Exercise goal
When you copy the data that follows, reproduce every word exactly and leave out the images.

──────── Data records ────────

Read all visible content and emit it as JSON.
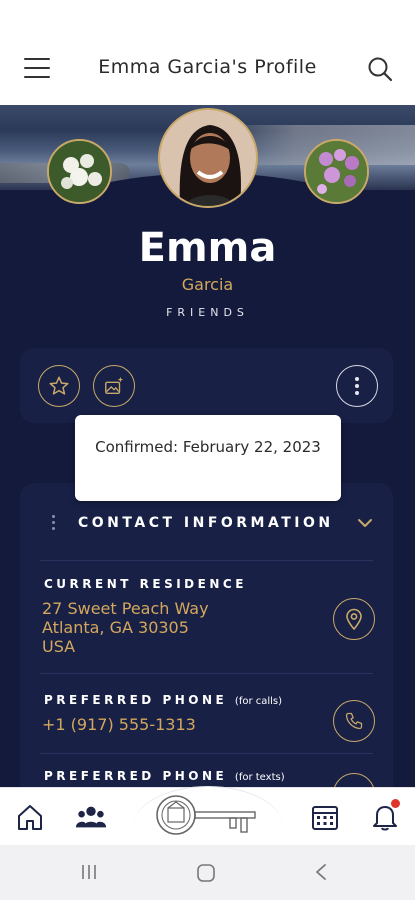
{
  "header": {
    "title": "Emma Garcia's Profile",
    "menu_icon": "hamburger-menu-icon",
    "search_icon": "search-icon"
  },
  "profile": {
    "first_name": "Emma",
    "last_name": "Garcia",
    "relationship": "FRIENDS",
    "avatar_main": "portrait-avatar",
    "avatar_left": "white-hydrangea-photo",
    "avatar_right": "purple-flowers-photo"
  },
  "actions": {
    "favorite_icon": "star-icon",
    "gallery_icon": "photo-sparkle-icon",
    "more_icon": "vertical-dots-icon"
  },
  "tooltip": {
    "text": "Confirmed: February 22, 2023"
  },
  "contact": {
    "section_title": "CONTACT INFORMATION",
    "residence_label": "CURRENT RESIDENCE",
    "residence_line1": "27 Sweet Peach Way",
    "residence_line2": "Atlanta, GA 30305",
    "residence_line3": "USA",
    "phone_calls_label": "PREFERRED PHONE",
    "phone_calls_note": "(for calls)",
    "phone_calls_value": "+1 (917) 555-1313",
    "phone_texts_label": "PREFERRED PHONE",
    "phone_texts_note": "(for texts)"
  },
  "nav": {
    "home_icon": "home-icon",
    "people_icon": "people-icon",
    "center_icon": "key-logo-icon",
    "calendar_icon": "calendar-icon",
    "bell_icon": "bell-icon"
  },
  "colors": {
    "navy": "#141a3c",
    "card": "#182046",
    "gold": "#d4a85c",
    "notification": "#e0342b"
  }
}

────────

Final answer
Read all visible content and emit it as JSON.
{
  "header": {
    "title": "Emma Garcia's Profile",
    "menu_icon": "hamburger-menu-icon",
    "search_icon": "search-icon"
  },
  "profile": {
    "first_name": "Emma",
    "last_name": "Garcia",
    "relationship": "FRIENDS",
    "avatar_main": "portrait-avatar",
    "avatar_left": "white-hydrangea-photo",
    "avatar_right": "purple-flowers-photo"
  },
  "actions": {
    "favorite_icon": "star-icon",
    "gallery_icon": "photo-sparkle-icon",
    "more_icon": "vertical-dots-icon"
  },
  "tooltip": {
    "text": "Confirmed: February 22, 2023"
  },
  "contact": {
    "section_title": "CONTACT INFORMATION",
    "residence_label": "CURRENT RESIDENCE",
    "residence_line1": "27 Sweet Peach Way",
    "residence_line2": "Atlanta, GA 30305",
    "residence_line3": "USA",
    "phone_calls_label": "PREFERRED PHONE",
    "phone_calls_note": "(for calls)",
    "phone_calls_value": "+1 (917) 555-1313",
    "phone_texts_label": "PREFERRED PHONE",
    "phone_texts_note": "(for texts)"
  },
  "nav": {
    "home_icon": "home-icon",
    "people_icon": "people-icon",
    "center_icon": "key-logo-icon",
    "calendar_icon": "calendar-icon",
    "bell_icon": "bell-icon"
  },
  "colors": {
    "navy": "#141a3c",
    "card": "#182046",
    "gold": "#d4a85c",
    "notification": "#e0342b"
  }
}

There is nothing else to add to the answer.